  4. In addition, blue light decreases your Rapid Eye Motion or REM sleep. Now, REM sleep is a stage of sleep that is critical for restoration of your mind and body. Furthermore, REM sleep solidifies memories and is tied to your creative and problem-solving skills. So, if you don’t get enough REM sleep, it can leave you feeling groggy and difficulty concentrating the next day.
  5. Next, blue light makes you more alert exactly when you want to wind down. In fact, research shows that blue light wakes you up, making you feel more alert, less sleepy, and more likely to delay even trying to go to sleep.
  6. Finally, you will feel more tired, exhausted, and less alert when you wake up in the morning. In fact, according to the Harvard study, reading from screens, before sleeping, causes you to feel sleepy and groggy when you wake up in the morning.

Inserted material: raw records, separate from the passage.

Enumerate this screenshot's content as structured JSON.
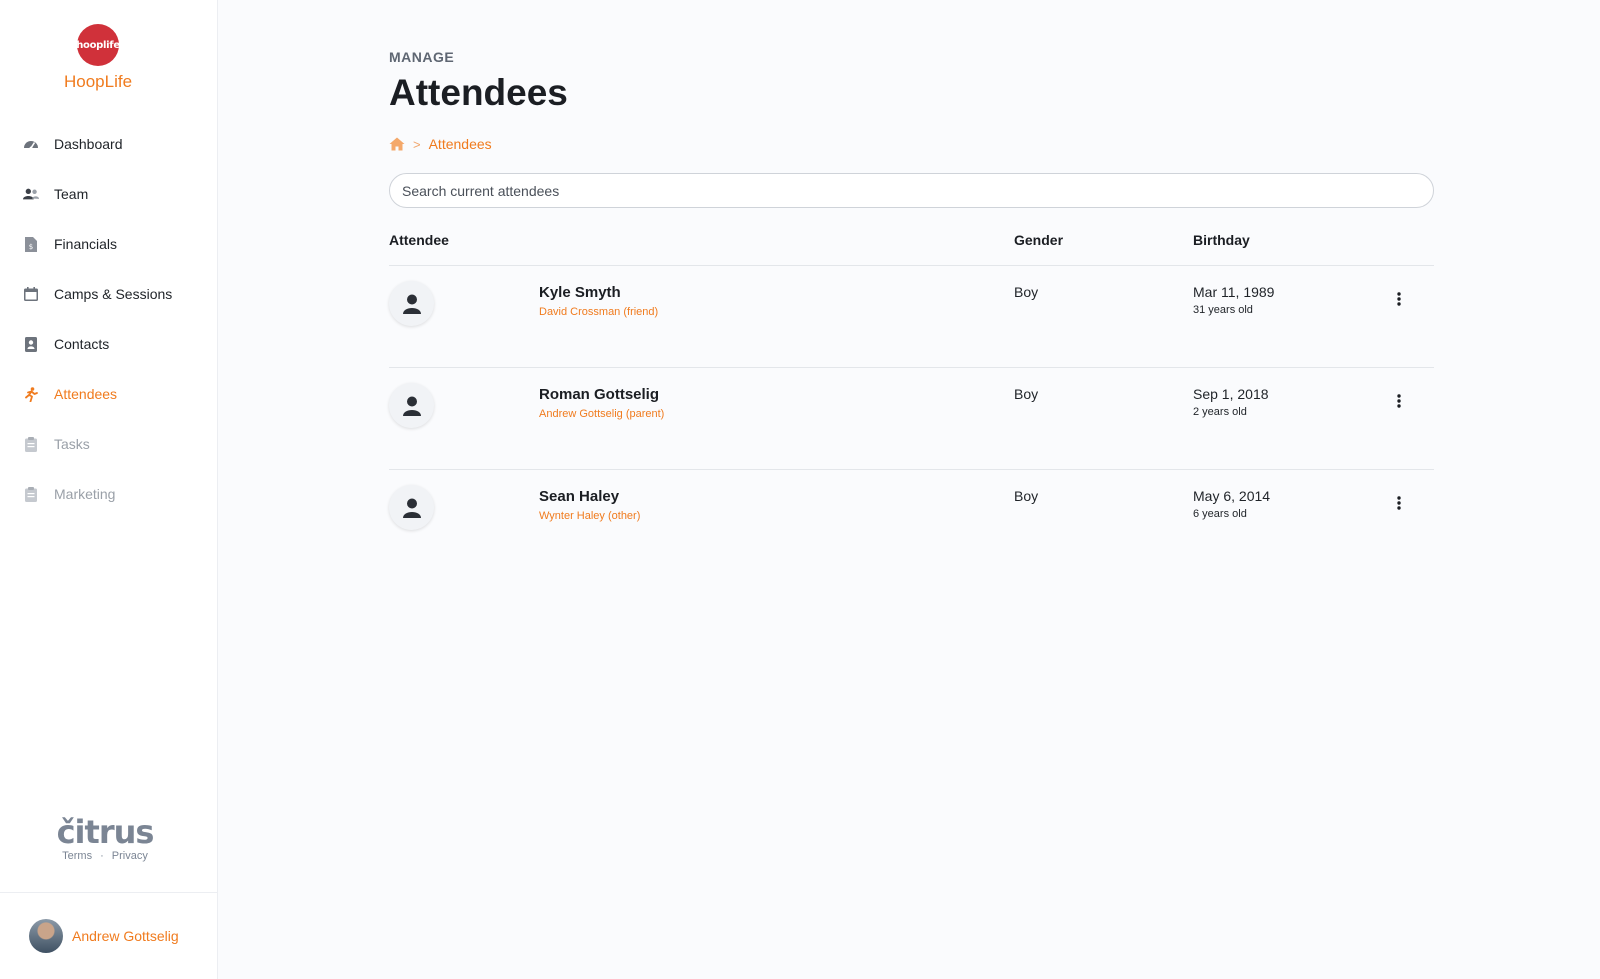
{
  "brand": {
    "logo_text": "hooplife",
    "name": "HoopLife"
  },
  "sidebar": {
    "items": [
      {
        "label": "Dashboard",
        "icon": "speedometer-icon"
      },
      {
        "label": "Team",
        "icon": "people-icon"
      },
      {
        "label": "Financials",
        "icon": "invoice-icon"
      },
      {
        "label": "Camps & Sessions",
        "icon": "calendar-icon"
      },
      {
        "label": "Contacts",
        "icon": "contact-card-icon"
      },
      {
        "label": "Attendees",
        "icon": "running-person-icon",
        "active": true
      },
      {
        "label": "Tasks",
        "icon": "clipboard-icon",
        "disabled": true
      },
      {
        "label": "Marketing",
        "icon": "clipboard-icon",
        "disabled": true
      }
    ]
  },
  "footer": {
    "logo_text": "čitrus",
    "terms": "Terms",
    "separator": "·",
    "privacy": "Privacy"
  },
  "user": {
    "name": "Andrew Gottselig"
  },
  "header": {
    "eyebrow": "MANAGE",
    "title": "Attendees"
  },
  "breadcrumb": {
    "separator": ">",
    "current": "Attendees"
  },
  "search": {
    "placeholder": "Search current attendees",
    "value": ""
  },
  "table": {
    "columns": {
      "attendee": "Attendee",
      "gender": "Gender",
      "birthday": "Birthday"
    },
    "rows": [
      {
        "name": "Kyle Smyth",
        "contact": "David Crossman (friend)",
        "gender": "Boy",
        "birthday": "Mar 11, 1989",
        "age": "31 years old"
      },
      {
        "name": "Roman Gottselig",
        "contact": "Andrew Gottselig (parent)",
        "gender": "Boy",
        "birthday": "Sep 1, 2018",
        "age": "2 years old"
      },
      {
        "name": "Sean Haley",
        "contact": "Wynter Haley (other)",
        "gender": "Boy",
        "birthday": "May 6, 2014",
        "age": "6 years old"
      }
    ]
  },
  "colors": {
    "accent": "#f07b1e",
    "brand_red": "#d0313a",
    "muted": "#9aa0a8"
  }
}
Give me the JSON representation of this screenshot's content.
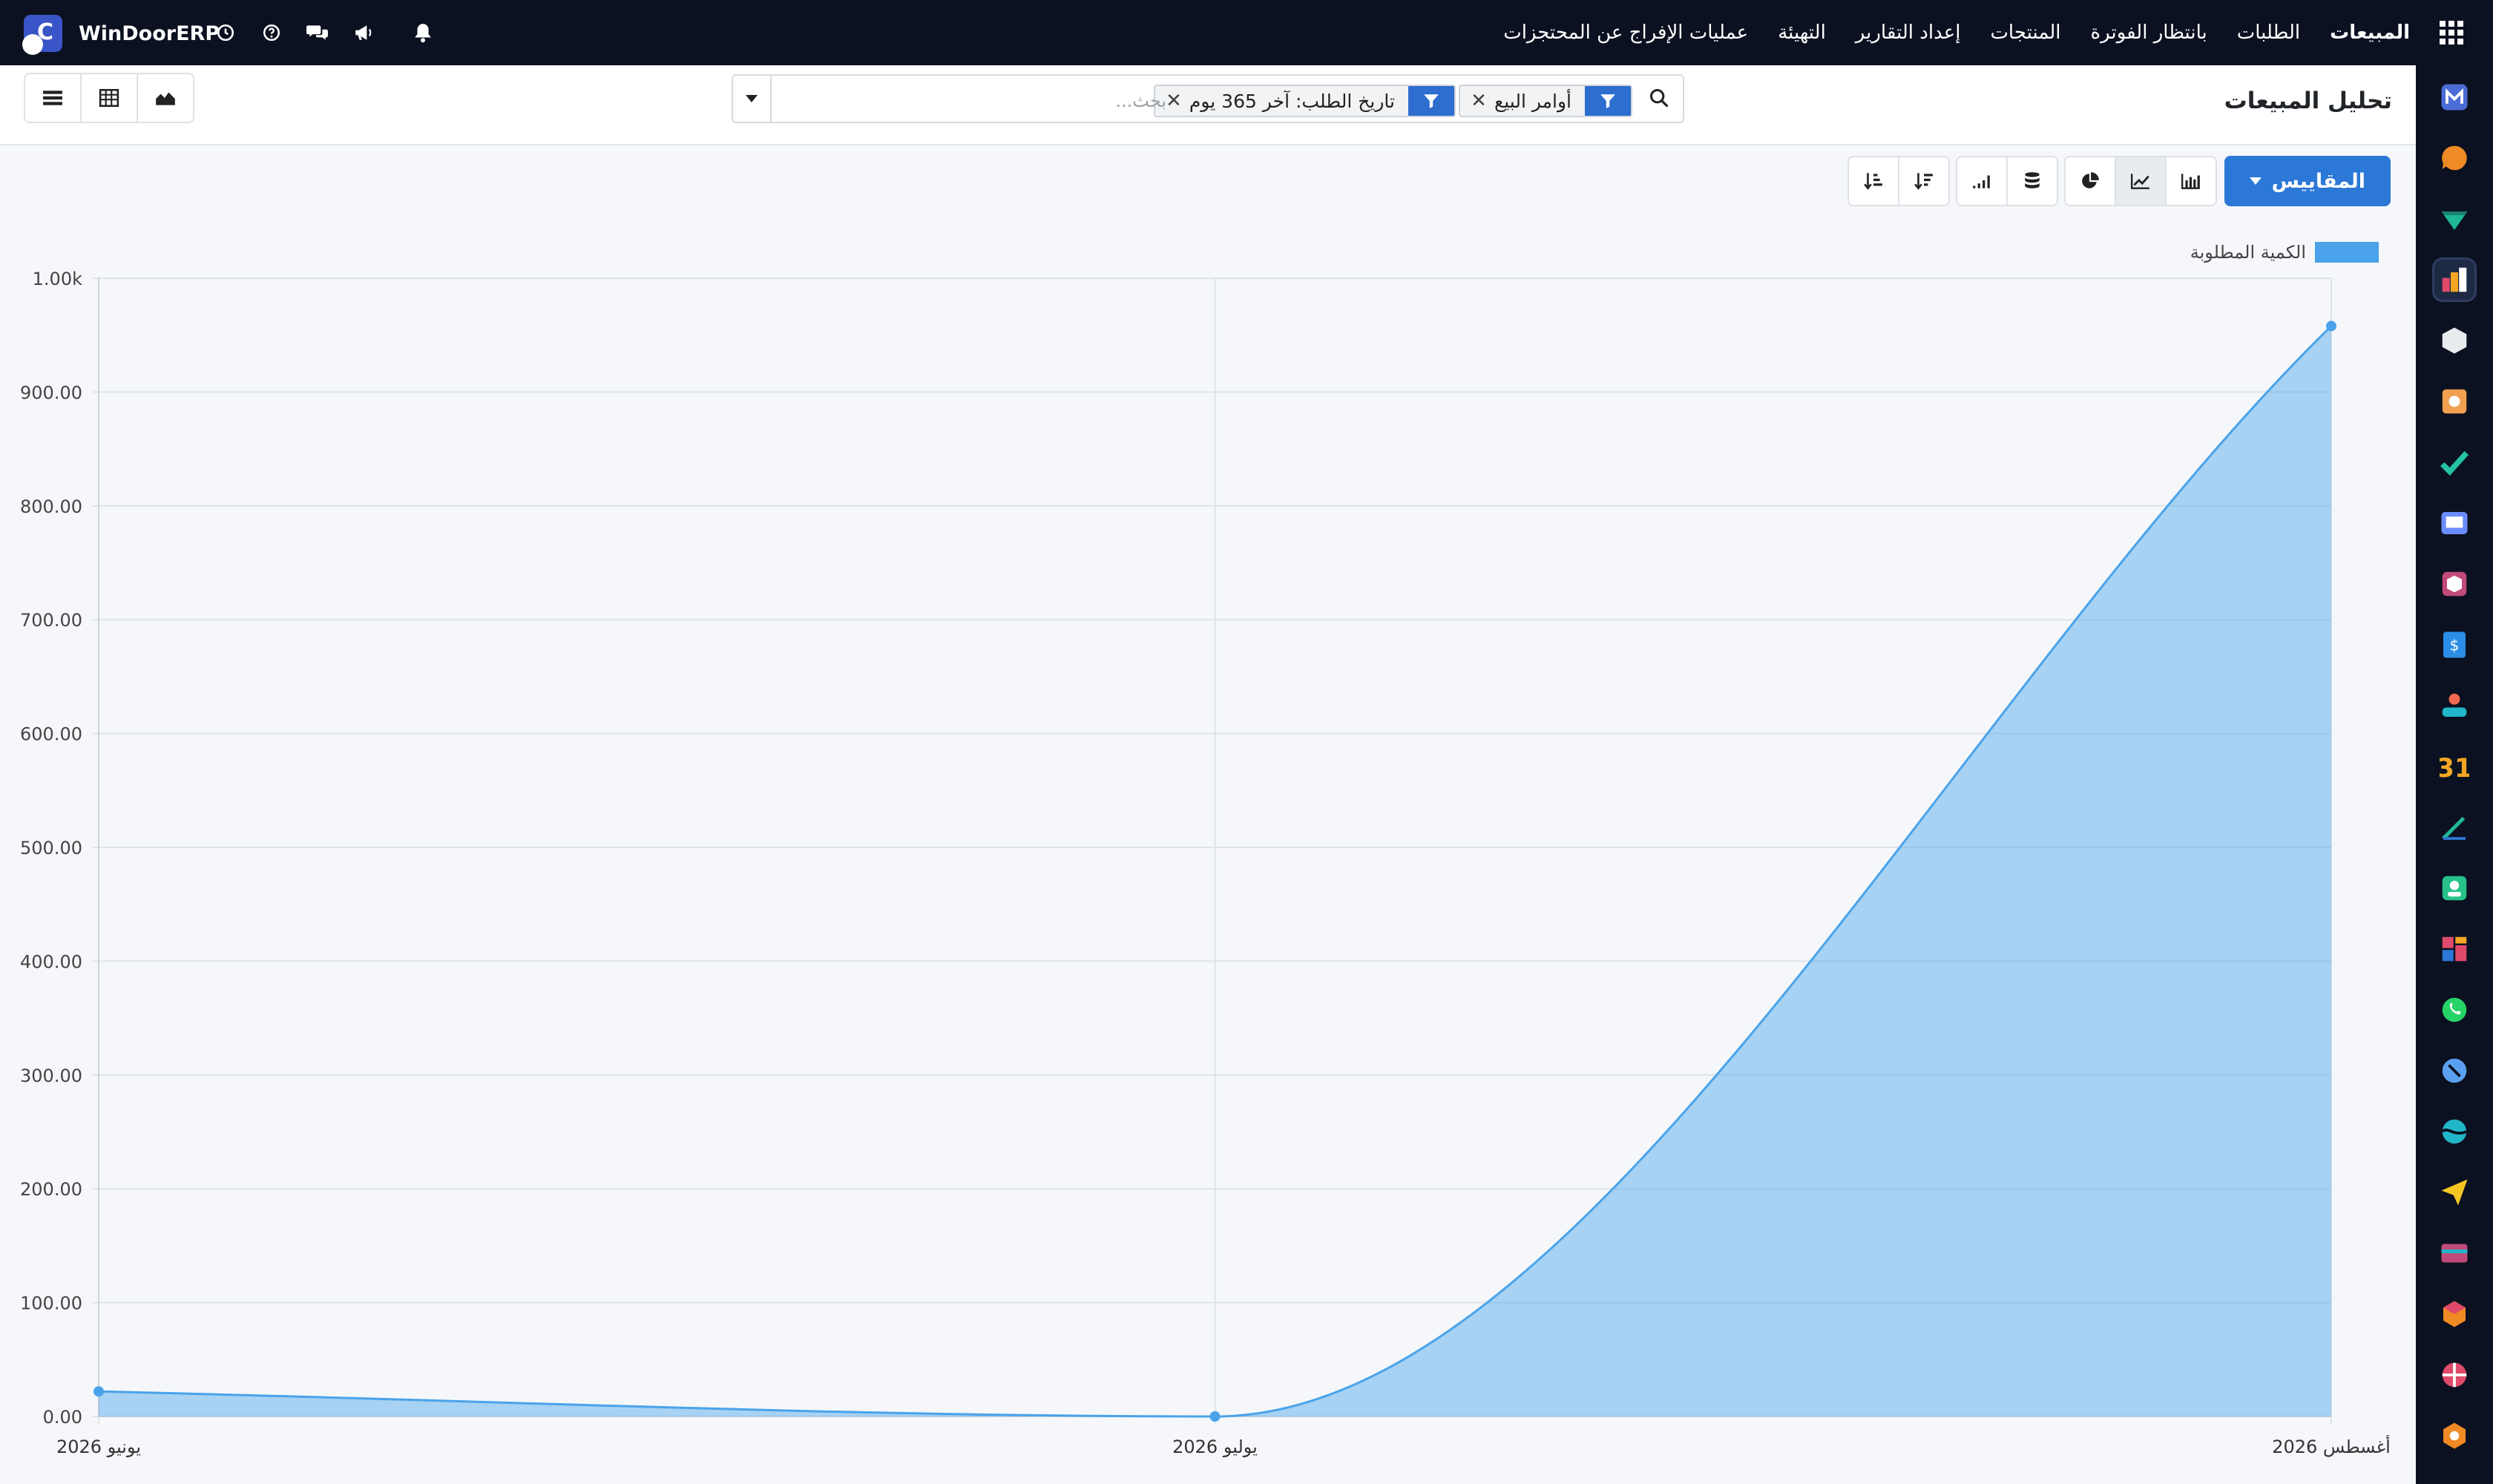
{
  "navbar": {
    "company": "WinDoorERP",
    "logo_letter": "C",
    "menu": [
      "المبيعات",
      "الطلبات",
      "بانتظار الفوترة",
      "المنتجات",
      "إعداد التقارير",
      "التهيئة",
      "عمليات الإفراج عن المحتجزات"
    ]
  },
  "page": {
    "title": "تحليل المبيعات"
  },
  "search": {
    "placeholder": "بحث...",
    "facets": [
      {
        "label": "أوامر البيع"
      },
      {
        "label": "تاريخ الطلب: آخر 365 يوم"
      }
    ]
  },
  "toolbar": {
    "measures_label": "المقاييس"
  },
  "chart_data": {
    "type": "area",
    "x": [
      "يونيو 2026",
      "يوليو 2026",
      "أغسطس 2026"
    ],
    "series": [
      {
        "name": "الكمية المطلوبة",
        "values": [
          22,
          0,
          958
        ],
        "color": "#4aa3ea"
      }
    ],
    "ylim": [
      0,
      1000
    ],
    "yticks": [
      "0.00",
      "100.00",
      "200.00",
      "300.00",
      "400.00",
      "500.00",
      "600.00",
      "700.00",
      "800.00",
      "900.00",
      "1.00k"
    ],
    "grid": true,
    "legend": "top-right"
  },
  "apps": [
    {
      "icon": "m-icon",
      "color": "#4b6cd6"
    },
    {
      "icon": "chat-bubble-icon",
      "color": "#f08a24"
    },
    {
      "icon": "diamond-icon",
      "color": "#21b799"
    },
    {
      "icon": "sales-chart-icon",
      "color": "#f5a623"
    },
    {
      "icon": "box-icon",
      "color": "#e9ecef"
    },
    {
      "icon": "puzzle-icon",
      "color": "#f0a050"
    },
    {
      "icon": "check-icon",
      "color": "#26c2a5"
    },
    {
      "icon": "book-icon",
      "color": "#6b8cff"
    },
    {
      "icon": "cube-icon",
      "color": "#c04a7a"
    },
    {
      "icon": "invoice-icon",
      "color": "#2b8de6"
    },
    {
      "icon": "people-icon",
      "color": "#f06a50"
    },
    {
      "icon": "calendar-icon",
      "color": "#f5a623"
    },
    {
      "icon": "pen-icon",
      "color": "#21b799"
    },
    {
      "icon": "contact-icon",
      "color": "#26c28a"
    },
    {
      "icon": "dashboard-icon",
      "color": "#e04a6a"
    },
    {
      "icon": "whatsapp-icon",
      "color": "#25d366"
    },
    {
      "icon": "compass-icon",
      "color": "#5aa0f0"
    },
    {
      "icon": "wave-icon",
      "color": "#21b7c9"
    },
    {
      "icon": "send-icon",
      "color": "#f5c623"
    },
    {
      "icon": "card-icon",
      "color": "#c04a7a"
    },
    {
      "icon": "hexagon-icon",
      "color": "#f08a24"
    },
    {
      "icon": "pie-icon",
      "color": "#e04a6a"
    },
    {
      "icon": "cog-hex-icon",
      "color": "#f08a24"
    }
  ]
}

Survey Takeaway

One of the key takeaways from the survey is that more Americans are not sleeping the recommended seven to eight hours. As a result, the sleep deprived face adverse health effects along with harming relationships and making work difficult.


So, one of the most obvious remedies is to avoid blue light emitting devices at least in the hour before bedtime. While, the other is get regular exercise. Now, going to the gym or spending time dedicated to exercising may not be an option for those with a very busy lifestyle. For them, a way to exercise while simultaneously doing something else they need to do would be a benefit.